“Growing up with an incarcerated parent is associated with a variety of negative outcomes resulting from financial instability, changes in family structure and societal stigma,” Tracy Plouck, director of the Ohio Department of Mental Health and Addiction Services, said in a recent press release. “Children with a parent in prison also may face a number of other challenging circumstances such as witnessing drug abuse or violence in the home or in their community. They also may have experienced trauma relating to their parent’s arrest or from experiences leading up to it.”

To help social service providers better assist children of incarcerated parents, the Mansfield Urban Minority Alcoholism and Drug Abuse Outreach Program (UMADAOP) recently received an 18-month grant from the state of Ohio to implement regional programs using the acclaimed substance abuse and violence prevention curriculum developed by Creating Lasting Family Connections (CLFC). The programs will focus on families in which a parent is under-going the process of re-entering society following a period of incarceration. This process can be incredibly difficult and strenuous, resulting in turmoil and instability within the home environment.

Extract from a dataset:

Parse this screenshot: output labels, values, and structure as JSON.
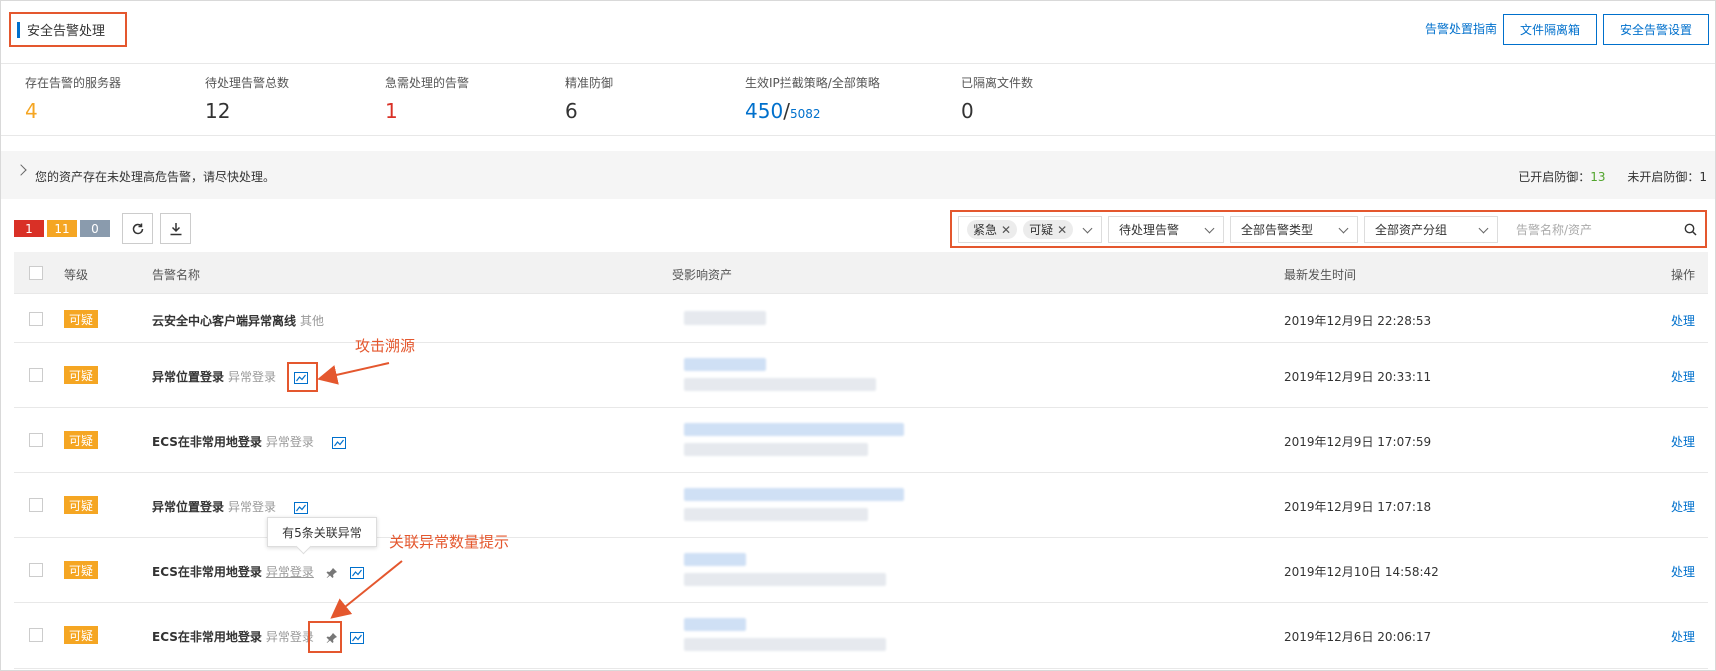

The task of evaluating the programs went to the Voinovich School of Leadership and Public Affairs, which also received grant funding. Dr. Holly Raffle, the Voinovich School associate professor who will lead the evaluation, believes the School was chosen for the project because of its strong track record with what she called “developmental evaluation” — the ability to use an evaluation to change the evaluated program or system in real time.

“The state has this really amazing idea and they want to diffuse it, and they think, ‘Who’s going to help us get there?’” Raffle said. “Well, we embrace that idea of developmental evaluation; we embrace communities, we listen to folks, and we’re okay with uncertainty. I think the state knows we’re a strong partner.”

The Voinovich School has partnered with the Pacific Institute for Research and Evaluation (PIRE) to evaluate the success of the CLFC curriculum. The Voinovich School will assess the implementation of the CLFC curriculum as carried out by various individual organizations, while PIRE will assess the overall success of the curriculum in affecting positive change for families.

Aimed at youth ages 9 to 17 and their families, the CLFC curriculum focuses on social skills, refusal skills, and alcohol and drug awareness that help children build defenses against the challenges they face. At the same time, parents and other caring adults receive training in family management, parenting skills and communication.

“If we do a program that the adults engage in we’re going to see better outcomes for kids,” Raffle said. “You can do a lot of work with young people, utilizing programs to strengthen their lives and to help them become more resilient—but if they’re going back to an environment that’s not nurturing them, then some of it breaks down and erodes.”

However, carrying out the evaluation will not simply be smooth sailing. Raffle identified significant obstacles standing in the School’s path. For instance, it might be difficult to encourage parents to volunteer for the program. However, she said this could be much easier if the curriculum is integrated into support systems that are already in place for those released from jail. Finding existing organizations willing to implement this program will be another obstacle, however.

“The data shows that implementing this curriculum is worthwhile, but someone at the local level has to want to implement it,” Raffle said, “So how do we embed this into a system that already exists, and how do we help a system that’s already existing to embrace a new innovation?”

Raffle said answering that question will be among the School’s first tasks.

This project is particularly meaningful for Raffle as it builds upon her previous prevention work. “A lot of our projects have focused on substance abuse among 18- to 25-year-olds, and the project we’re currently working on is with kids 12 to 25,” Raffle said. “We’re trying to figure out how we can work with communities to face the problems that they’re having, ultimately to create nurturing environments for Ohio’s children.”